For bread a small side plate on the left hand side, or above your left hand cutlery can be found, if there is one you should use it. If there is none it is acceptable to place your bread on the table to the left of your plate. Never position the bread on your plate directly.
Bread should never be cut but sized piece by piece off with your fingers. Do not worry about the crumbs if there are no side plates. From time to time on the dinner table you can find butter served, if this is the case you should use your butter knife that will be found either on the bread plate or on the extreme right of your setting to transfer sufficient butter to your bread in only one go. If there is no side plate, the hostess will usually ensure that each guest will have its own individual butter dish.
The conversations are a very delicate subject and unless you know every guest on the table you should avoid politics, religion and sex related subjects. Avoid any subjects that can start controversial discussions. Dinner should be enjoyed without debate or judgement.
You should give equal conversation time to the person sitting on both your left and right side. Even though it is very difficult to engage in conversations with a stranger it is imperative to do so. This is a very strict rule and you should be very careful in this endeavour to avoid small disputes.
Never yell at the dinner table. Speak in low tones without acting like you are in a sacred place. Dinner should be enjoyed along quality conversation which is a fundamental part . If you are less confident in conversations a great practice is to ask the person questions about themselves without touching personal subjects. Most individuals love to speak about themselves and you will take the stance of a good listener.
9. Difficult Foods
There is a blacklist on foods that can be served and are fairly difficult to eat in such environments.
Artichokes can be devoured by using your fingers to break one leaf at a time. Hold the spiny end and the dip the base in your dish of melter butter or sauce and suck out the fleshy interior with your teeth. The remains should be placed on your plate afterwards. When you reach the soft centre entitled heart use a knife and a fork to eat it as you would a steak.

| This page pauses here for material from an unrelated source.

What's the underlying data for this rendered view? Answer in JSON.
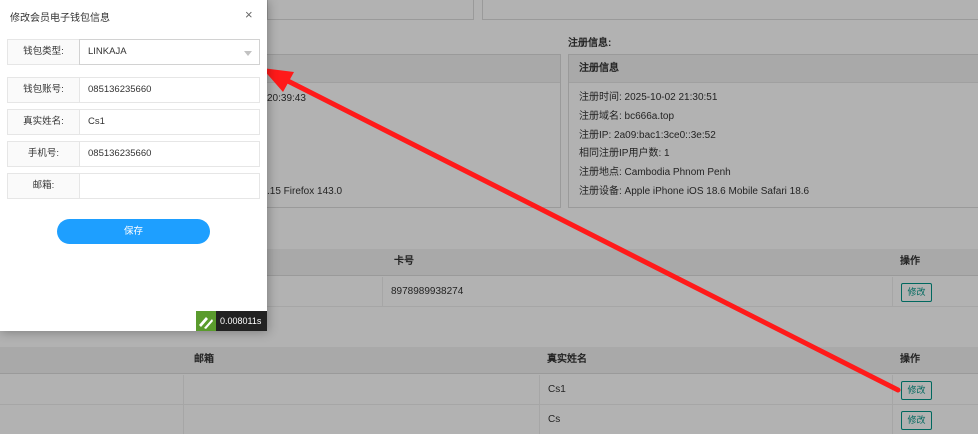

Asparagus should be picked up stem by stem with your left hand. Dip the tip in either butter or sauce. Consume it one bite at a time and never put the whole stalk in your mouth. If the hard base remains, discard it on your plate. Certain thick white varieties may occur in Europe and should always be eaten with a knife and fork but never with your fingers.
Cheese in small rounds must be cut in small pie-shaped wedges. The large cheese portions that were cut previously should be cut from the pointy end, this pointy end is also entitled the nose.
Escargots are small enails that are usually served with a special gripping tools and small forks. Use the gripper tool to grip the snail and use the fork to extract the meat.
Fruits you should be served with a fork and knife.
10. What you should avoid during the dinner.
You should never make a fuss. If there is something that you do not like just leave it.
Never blow on hot food to cool it down but wait for it to cool down itself.
Unless you are invited by the hostess never smoke at the table.
Do not take pictures at the table, it makes you look desperate.
Do not move your plate after the meal has been served.
Do not treat your hostess or servers badly.
Do not eat chicken or chops with your fingers.
Never point with your cutlery.
Never hold cutlery while you are drinking wine.
Don’t overstay your welcome.
In the end you should always thank your host before leaving, it is common to send a letter of thanks the next day as well.
These tips and tricks are certainly something that has been long forgotten for some, but nonetheless there are worth memorizing . Experience fine dining once and let us know what you think.